    Corps elements not engaged in the delay execute a planned retirement or withdrawal and cross the river as quickly as possible. These elements are assigned various missions within the crossing area or in the defense which is established on the exit bank. Moving these elements toward and across the river must be consistent with the overall retrograde the entire corps is conducting to preclude the enemy's early detection of actual crossing sites.

    The commander directs delay operations to continue until delay forces reach the battle handover or holding line. Repositioned units occupying assigned defensive positions on the exit bank then assume responsibility for the battle. Finally, the delay force disengages and begins its rearward crossing.

    Establishing a strong exit bank defense in each division sector occurs at the same time as the execution of delay operations. The defense of the exit bank must be as strong as possible with the available troops. The defense's primary mission is to over-watch the crossing of the forces remaining on the far side of the river.

    Once the commander directs defense forces to assume responsibility for the battle, they are expected to defeat, or at least contain, the enemy in a specified area. This is essential for successfully completing the crossing. As units engaged in delay operations negotiate the crossing, they are incorporated into the defense or prepare to assume the delay mission if further retrograde operations are warranted.

    Because friendly forces control both banks of the river for some time before the operation, they should continually improve and repair existing bridges and crossing sites.
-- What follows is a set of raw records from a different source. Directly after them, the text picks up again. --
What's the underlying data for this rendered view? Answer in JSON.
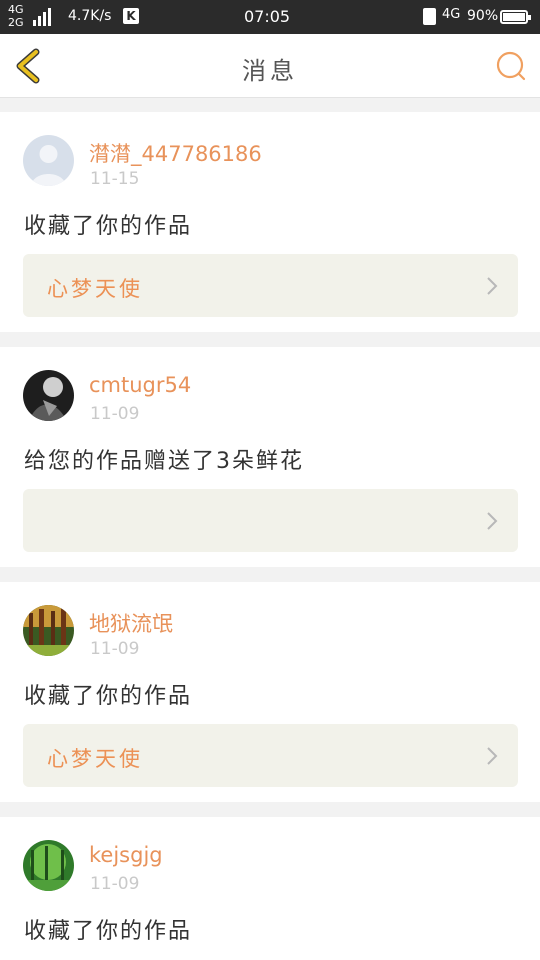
{
  "status_bar": {
    "network": "4G\n2G",
    "speed": "4.7K/s",
    "k_badge": "K",
    "time": "07:05",
    "net_type": "4G",
    "battery": "90%"
  },
  "header": {
    "title": "消息",
    "back_icon": "chevron-left-icon",
    "search_icon": "search-icon"
  },
  "colors": {
    "accent": "#e8925a",
    "back_icon": "#e8c020",
    "card_link_bg": "#f2f2ea"
  },
  "notifications": [
    {
      "username": "潸潸_447786186",
      "date": "11-15",
      "message": "收藏了你的作品",
      "work_title": "心梦天使",
      "avatar": "default-avatar"
    },
    {
      "username": "cmtugr54",
      "date": "11-09",
      "message": "给您的作品赠送了3朵鲜花",
      "work_title": "",
      "avatar": "photo-avatar"
    },
    {
      "username": "地狱流氓",
      "date": "11-09",
      "message": "收藏了你的作品",
      "work_title": "心梦天使",
      "avatar": "forest-avatar"
    },
    {
      "username": "kejsgjg",
      "date": "11-09",
      "message": "收藏了你的作品",
      "work_title": "",
      "avatar": "green-avatar"
    }
  ]
}
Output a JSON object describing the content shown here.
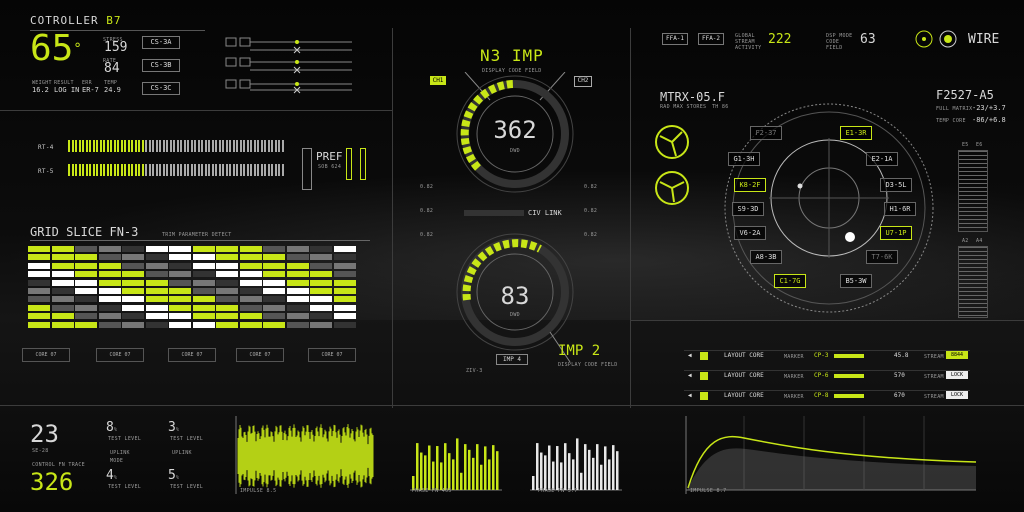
{
  "controller": {
    "title": "COTROLLER",
    "title_code": "B7",
    "big_value": "65",
    "big_unit": "°",
    "val1_label": "STRESS",
    "val1": "159",
    "val2_label": "RATE",
    "val2": "84",
    "stats": [
      {
        "label": "WEIGHT",
        "value": "16.2"
      },
      {
        "label": "RESULT",
        "value": "LOG IN"
      },
      {
        "label": "ERR",
        "value": "ER-7"
      },
      {
        "label": "TEMP",
        "value": "24.9"
      }
    ],
    "cs_buttons": [
      "CS-3A",
      "CS-3B",
      "CS-3C"
    ]
  },
  "rt_rows": [
    "RT-4",
    "RT-5"
  ],
  "pref": {
    "label": "PREF",
    "sub": "SOB 624"
  },
  "grid": {
    "title": "GRID SLICE FN-3",
    "sub": "TRIM PARAMETER DETECT",
    "cores": [
      "CORE 07",
      "CORE 07",
      "CORE 07",
      "CORE 07",
      "CORE 07"
    ]
  },
  "imp": {
    "title": "N3 IMP",
    "sub": "DISPLAY CODE FIELD",
    "ch1": "CH1",
    "ch2": "CH2",
    "gauge1_value": "362",
    "gauge1_unit": "DWD",
    "gauge2_value": "83",
    "gauge2_unit": "DWD",
    "civ_link": "CIV LINK",
    "side_labels": [
      "0.82",
      "0.82",
      "0.82",
      "0.82",
      "0.82",
      "0.82"
    ],
    "imp2": "IMP 2",
    "imp2_sub": "DISPLAY CODE FIELD",
    "bottom_btn": "IMP 4",
    "bottom_code": "ZIV-3"
  },
  "top_right": {
    "ffa1": "FFA-1",
    "ffa2": "FFA-2",
    "global_label": "GLOBAL STREAM ACTIVITY",
    "global_value": "222",
    "side_code": "DSP MODE CODE FIELD",
    "big": "63",
    "wire": "WIRE"
  },
  "matrix": {
    "title": "MTRX-05.F",
    "sub": "RAD MAX STORES",
    "sub2": "TH 86"
  },
  "f_panel": {
    "title": "F2527-A5",
    "l1": "FULL MATRIX",
    "v1": "-23/+3.7",
    "l2": "TEMP CORE",
    "v2": "-86/+6.8",
    "e_label": "E5",
    "e_val": "E6",
    "a_label": "A2",
    "a_val": "A4"
  },
  "radar_labels": [
    {
      "text": "F2-37",
      "hl": false,
      "dim": true
    },
    {
      "text": "E1-3R",
      "hl": true
    },
    {
      "text": "G1-3H",
      "hl": false
    },
    {
      "text": "E2-1A",
      "hl": false
    },
    {
      "text": "K8-2F",
      "hl": true
    },
    {
      "text": "D3-5L",
      "hl": false
    },
    {
      "text": "S9-3D",
      "hl": false
    },
    {
      "text": "H1-6R",
      "hl": false
    },
    {
      "text": "V6-2A",
      "hl": false
    },
    {
      "text": "U7-1P",
      "hl": true
    },
    {
      "text": "A8-3B",
      "hl": false
    },
    {
      "text": "T7-6K",
      "hl": false,
      "dim": true
    },
    {
      "text": "C1-7G",
      "hl": true
    },
    {
      "text": "B5-3W",
      "hl": false
    }
  ],
  "layout_core": [
    {
      "label": "LAYOUT CORE",
      "tag": "MARKER",
      "cp": "CP-3",
      "value": "45.8",
      "stream": "STREAM",
      "end": "8844"
    },
    {
      "label": "LAYOUT CORE",
      "tag": "MARKER",
      "cp": "CP-6",
      "value": "570",
      "stream": "STREAM",
      "end": "LOCK"
    },
    {
      "label": "LAYOUT CORE",
      "tag": "MARKER",
      "cp": "CP-8",
      "value": "670",
      "stream": "STREAM",
      "end": "LOCK"
    }
  ],
  "bottom_left": {
    "v1": "23",
    "v1_sub": "SE-28",
    "trace": "CONTROL FN TRACE",
    "v2": "326",
    "p1": "8",
    "p1_label": "TEST LEVEL",
    "p2": "3",
    "p2_label": "TEST LEVEL",
    "p3": "4",
    "p3_label": "TEST LEVEL",
    "p4": "5",
    "p4_label": "TEST LEVEL",
    "mid1": "UPLINK",
    "mid2": "MODE",
    "mid3": "UPLINK"
  },
  "bottom_charts": {
    "wave_label": "IMPULSE 8.5",
    "bar1_label": "PHASE FN 405",
    "bar2_label": "PHASE FN 3.7",
    "curve_label": "IMPULSE 8.7"
  },
  "colors": {
    "accent": "#c8e617",
    "text": "#d8d8d8",
    "dim": "#777777"
  }
}
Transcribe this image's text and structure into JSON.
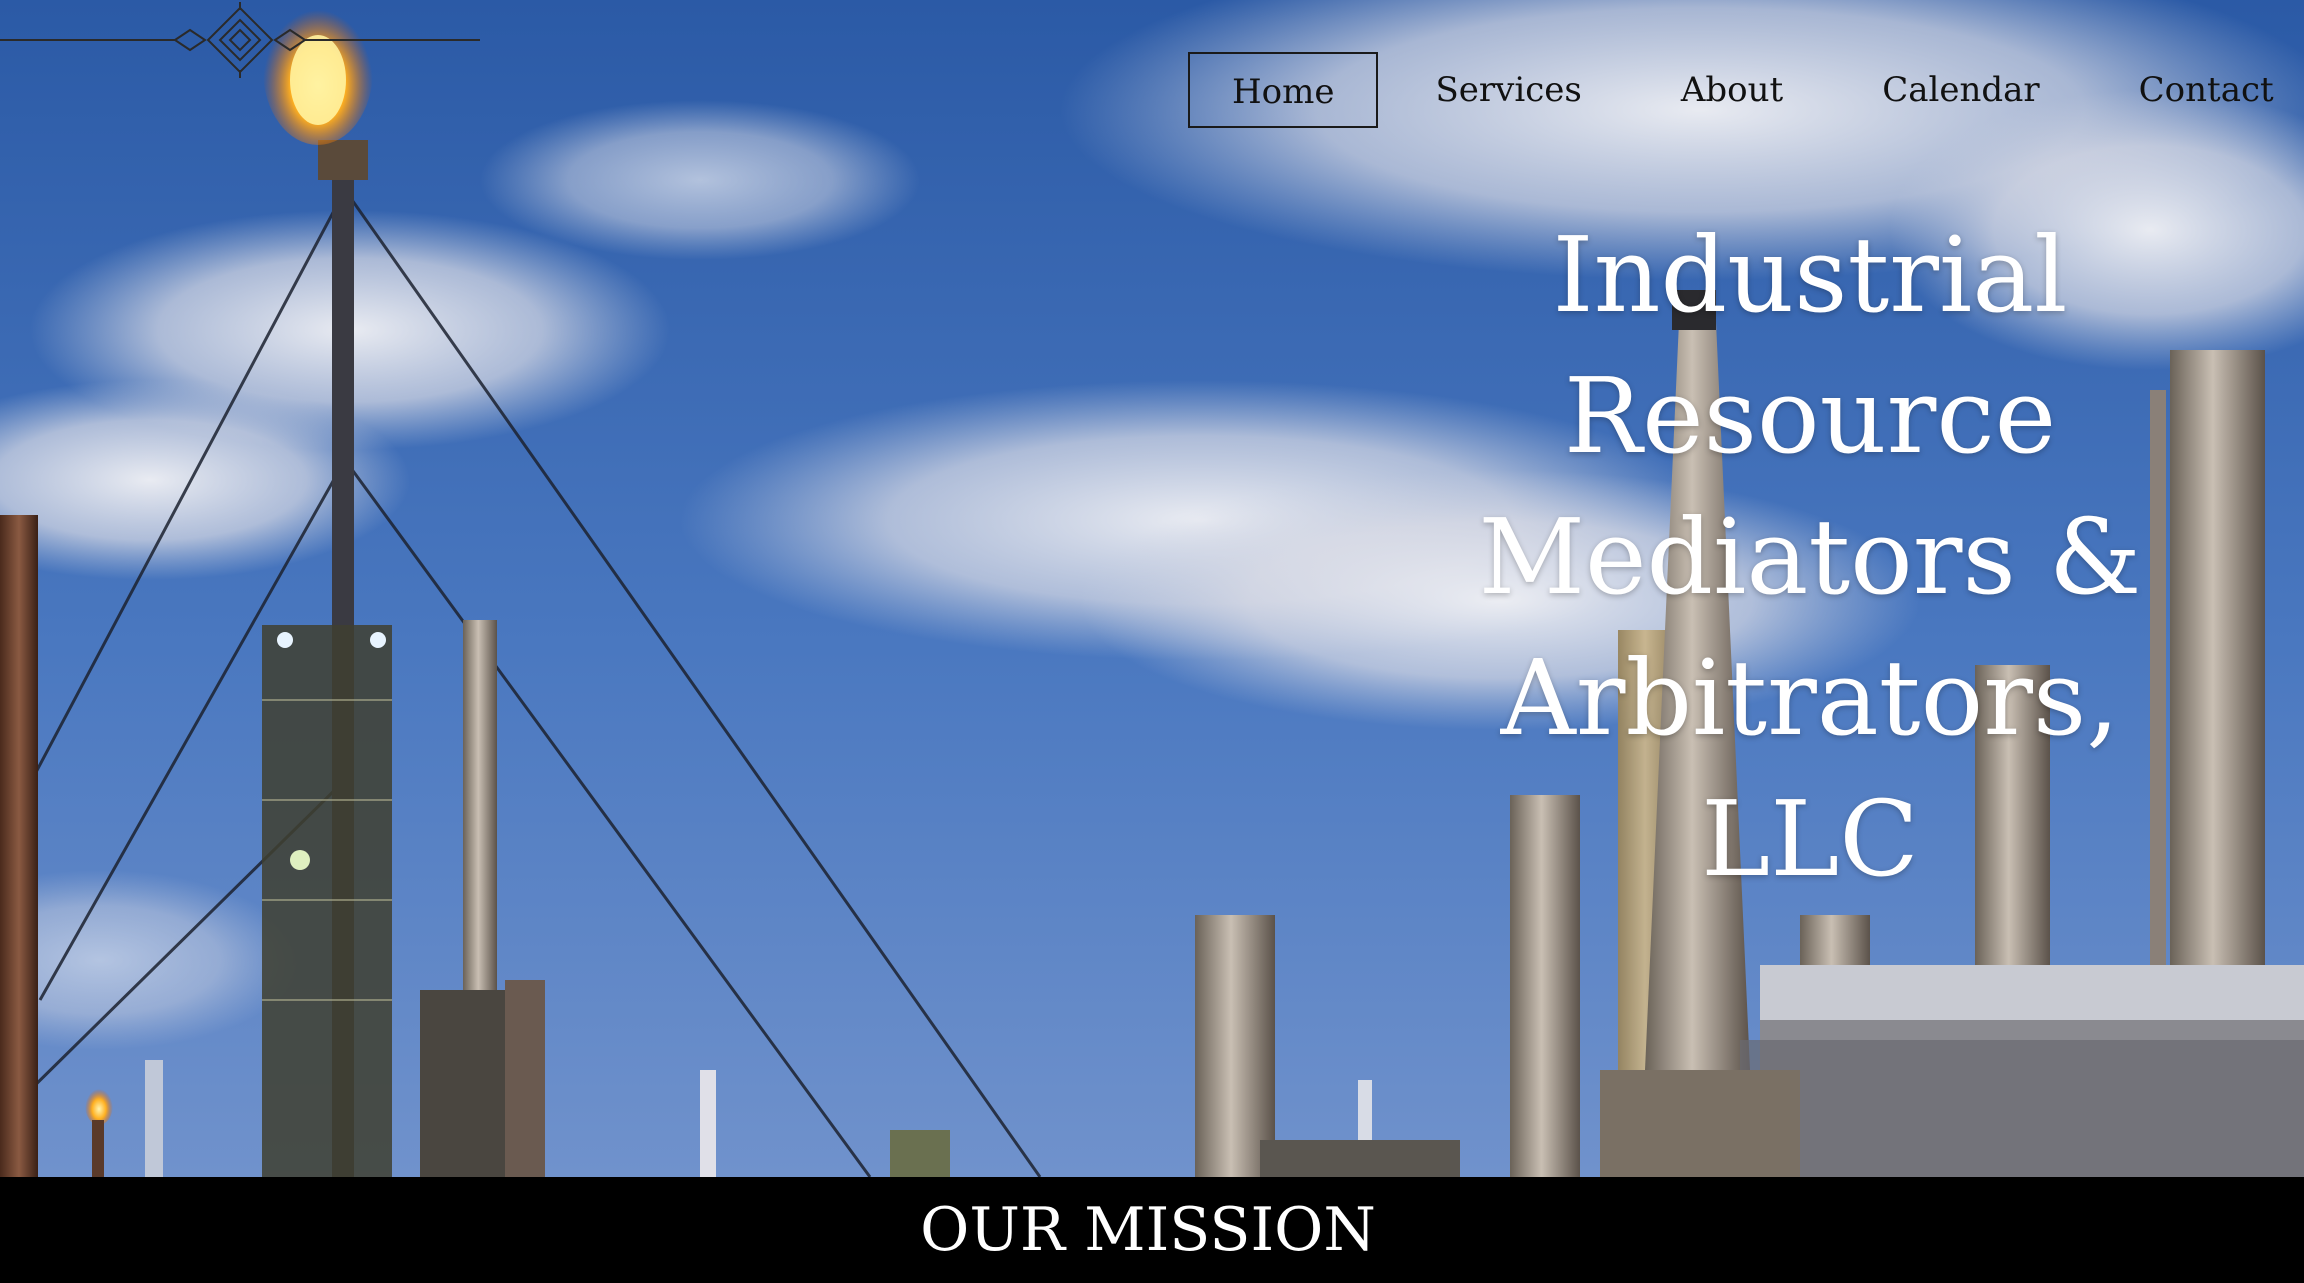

They install or pre-position to the rear all available tactical bridging and rafting within the corps to supplement existing crossing means.

    The activity begins with the actual crossings of CSS elements. These units evacuate all nonessential supplies and engage in prestocking delay and defense forces. Crossing sites within the rear area should be fully operational early in the retrograde to allow elements not involved in the delay to cross the river at the earliest possible time consistent with the tactical situation.

    Characteristics of operations within the retrograde crossing area include--

  • Rapid and controlled flow of traffic across the river.

  • Maximum use of concealment and dispersal.

  • Coordinated crossing of equipment and supplies.

  • Coordination between defense and delay forces for use of crossing sites by the latter.

    The difficulty of command, control, and coordination of retrograde crossings requires a clearly understood delineation of missions and tasks between delaying, defending, and support forces.

    Because the enemy has the maneuver initiative, it is essential to employ deception operations as an integral part of the plan. Deception should be planned and executed to deceive the enemy regarding the retrograde. The deception story should conceal the location operations. and the extent of crossing operations.



    NEWSLETTER
    Join the GlobalSecurity.org mailing list



  •